EXERCISE AIM: Go through the records and filter out every line lacking the word "JSON"; copy the lines that remain.

EXTRACTED INFORMATION:
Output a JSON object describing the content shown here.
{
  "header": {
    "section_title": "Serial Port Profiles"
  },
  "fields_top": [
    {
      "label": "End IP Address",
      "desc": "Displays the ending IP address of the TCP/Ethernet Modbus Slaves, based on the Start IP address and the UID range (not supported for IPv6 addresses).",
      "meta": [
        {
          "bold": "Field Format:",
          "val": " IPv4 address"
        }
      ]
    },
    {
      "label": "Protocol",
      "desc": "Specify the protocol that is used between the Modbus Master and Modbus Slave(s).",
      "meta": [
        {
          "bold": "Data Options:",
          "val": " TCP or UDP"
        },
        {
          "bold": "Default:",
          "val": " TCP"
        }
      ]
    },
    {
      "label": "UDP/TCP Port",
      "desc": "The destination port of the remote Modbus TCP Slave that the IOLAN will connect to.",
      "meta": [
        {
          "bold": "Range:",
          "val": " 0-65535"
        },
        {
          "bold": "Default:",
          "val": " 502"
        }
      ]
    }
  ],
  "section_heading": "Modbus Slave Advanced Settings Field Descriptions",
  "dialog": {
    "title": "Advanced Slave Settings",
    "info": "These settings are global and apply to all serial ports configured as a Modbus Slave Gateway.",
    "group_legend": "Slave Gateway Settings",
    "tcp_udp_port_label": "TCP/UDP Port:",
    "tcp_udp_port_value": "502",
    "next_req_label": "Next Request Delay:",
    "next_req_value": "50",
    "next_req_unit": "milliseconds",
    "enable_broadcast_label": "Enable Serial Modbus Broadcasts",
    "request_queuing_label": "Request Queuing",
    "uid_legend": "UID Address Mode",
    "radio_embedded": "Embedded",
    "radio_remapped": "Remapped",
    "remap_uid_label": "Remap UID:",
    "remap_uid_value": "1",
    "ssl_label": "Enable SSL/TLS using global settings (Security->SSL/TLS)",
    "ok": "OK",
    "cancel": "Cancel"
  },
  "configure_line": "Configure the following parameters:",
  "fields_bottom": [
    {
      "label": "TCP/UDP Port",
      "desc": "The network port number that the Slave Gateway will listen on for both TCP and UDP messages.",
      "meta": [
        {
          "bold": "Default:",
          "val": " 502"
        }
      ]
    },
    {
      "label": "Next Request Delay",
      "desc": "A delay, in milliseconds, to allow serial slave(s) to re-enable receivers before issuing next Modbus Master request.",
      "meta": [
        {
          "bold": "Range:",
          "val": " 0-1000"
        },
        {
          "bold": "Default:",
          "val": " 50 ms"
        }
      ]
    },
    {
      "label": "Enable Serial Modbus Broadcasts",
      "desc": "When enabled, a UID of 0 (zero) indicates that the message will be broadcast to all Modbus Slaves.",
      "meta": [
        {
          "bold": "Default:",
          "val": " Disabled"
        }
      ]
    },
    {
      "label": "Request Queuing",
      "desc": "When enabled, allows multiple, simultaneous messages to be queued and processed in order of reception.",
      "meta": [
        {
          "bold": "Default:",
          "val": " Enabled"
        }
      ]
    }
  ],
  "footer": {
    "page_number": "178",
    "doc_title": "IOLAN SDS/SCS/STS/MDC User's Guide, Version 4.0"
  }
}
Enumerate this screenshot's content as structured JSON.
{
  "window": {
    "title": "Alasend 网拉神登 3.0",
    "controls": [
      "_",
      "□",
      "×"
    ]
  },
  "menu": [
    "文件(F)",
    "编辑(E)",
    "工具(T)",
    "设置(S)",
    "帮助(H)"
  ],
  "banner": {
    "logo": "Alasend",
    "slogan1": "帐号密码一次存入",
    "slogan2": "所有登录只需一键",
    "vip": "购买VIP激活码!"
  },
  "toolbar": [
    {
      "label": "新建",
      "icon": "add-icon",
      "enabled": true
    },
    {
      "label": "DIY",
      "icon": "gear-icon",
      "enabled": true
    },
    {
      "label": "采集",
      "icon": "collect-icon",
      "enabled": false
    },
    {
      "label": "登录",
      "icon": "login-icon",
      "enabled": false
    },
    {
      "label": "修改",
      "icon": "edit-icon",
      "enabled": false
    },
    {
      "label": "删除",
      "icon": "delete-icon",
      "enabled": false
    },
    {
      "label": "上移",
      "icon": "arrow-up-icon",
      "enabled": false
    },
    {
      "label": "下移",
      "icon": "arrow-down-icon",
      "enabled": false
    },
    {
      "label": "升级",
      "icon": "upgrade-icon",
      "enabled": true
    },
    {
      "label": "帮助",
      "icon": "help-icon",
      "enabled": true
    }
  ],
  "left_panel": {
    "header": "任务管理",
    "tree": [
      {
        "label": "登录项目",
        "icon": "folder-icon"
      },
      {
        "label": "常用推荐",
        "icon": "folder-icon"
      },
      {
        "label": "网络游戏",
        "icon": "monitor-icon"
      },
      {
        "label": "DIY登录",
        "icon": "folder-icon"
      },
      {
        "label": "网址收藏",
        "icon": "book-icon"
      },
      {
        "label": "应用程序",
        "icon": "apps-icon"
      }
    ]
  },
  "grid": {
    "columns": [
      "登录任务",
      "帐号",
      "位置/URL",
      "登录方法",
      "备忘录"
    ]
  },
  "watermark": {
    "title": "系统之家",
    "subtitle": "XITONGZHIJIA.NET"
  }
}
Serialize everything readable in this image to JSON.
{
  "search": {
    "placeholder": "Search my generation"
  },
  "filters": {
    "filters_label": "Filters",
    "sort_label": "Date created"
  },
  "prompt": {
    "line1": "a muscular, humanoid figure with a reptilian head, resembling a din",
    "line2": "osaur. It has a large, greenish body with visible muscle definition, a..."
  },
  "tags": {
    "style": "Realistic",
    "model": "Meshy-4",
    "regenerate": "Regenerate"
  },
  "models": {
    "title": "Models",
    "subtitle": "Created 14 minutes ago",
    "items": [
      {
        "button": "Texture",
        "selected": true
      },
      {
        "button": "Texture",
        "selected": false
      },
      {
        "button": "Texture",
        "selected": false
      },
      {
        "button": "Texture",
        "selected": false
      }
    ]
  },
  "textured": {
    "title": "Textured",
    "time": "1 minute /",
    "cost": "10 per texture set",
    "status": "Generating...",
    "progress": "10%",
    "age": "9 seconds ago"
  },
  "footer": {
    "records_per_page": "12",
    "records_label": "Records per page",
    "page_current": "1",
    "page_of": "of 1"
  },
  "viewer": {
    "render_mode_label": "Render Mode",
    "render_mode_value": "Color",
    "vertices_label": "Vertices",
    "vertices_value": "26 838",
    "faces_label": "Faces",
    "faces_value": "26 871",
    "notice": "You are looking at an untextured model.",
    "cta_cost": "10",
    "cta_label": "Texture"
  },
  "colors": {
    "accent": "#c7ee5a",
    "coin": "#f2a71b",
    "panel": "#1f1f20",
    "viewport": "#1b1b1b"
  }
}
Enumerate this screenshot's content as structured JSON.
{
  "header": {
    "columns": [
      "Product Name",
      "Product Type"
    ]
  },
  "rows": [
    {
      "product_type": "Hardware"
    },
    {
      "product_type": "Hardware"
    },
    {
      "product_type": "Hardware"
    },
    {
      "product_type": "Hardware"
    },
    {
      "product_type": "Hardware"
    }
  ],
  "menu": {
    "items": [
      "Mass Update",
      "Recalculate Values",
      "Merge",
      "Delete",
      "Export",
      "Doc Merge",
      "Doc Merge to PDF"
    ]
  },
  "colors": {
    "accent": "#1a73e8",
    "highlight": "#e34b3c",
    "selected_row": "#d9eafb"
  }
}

EXERCISE OUTPUT:
Output a JSON object describing the content shown here.
Enumerate this screenshot's content as structured JSON.
Serialize everything readable in this image to JSON.
Enumerate this screenshot's content as structured JSON.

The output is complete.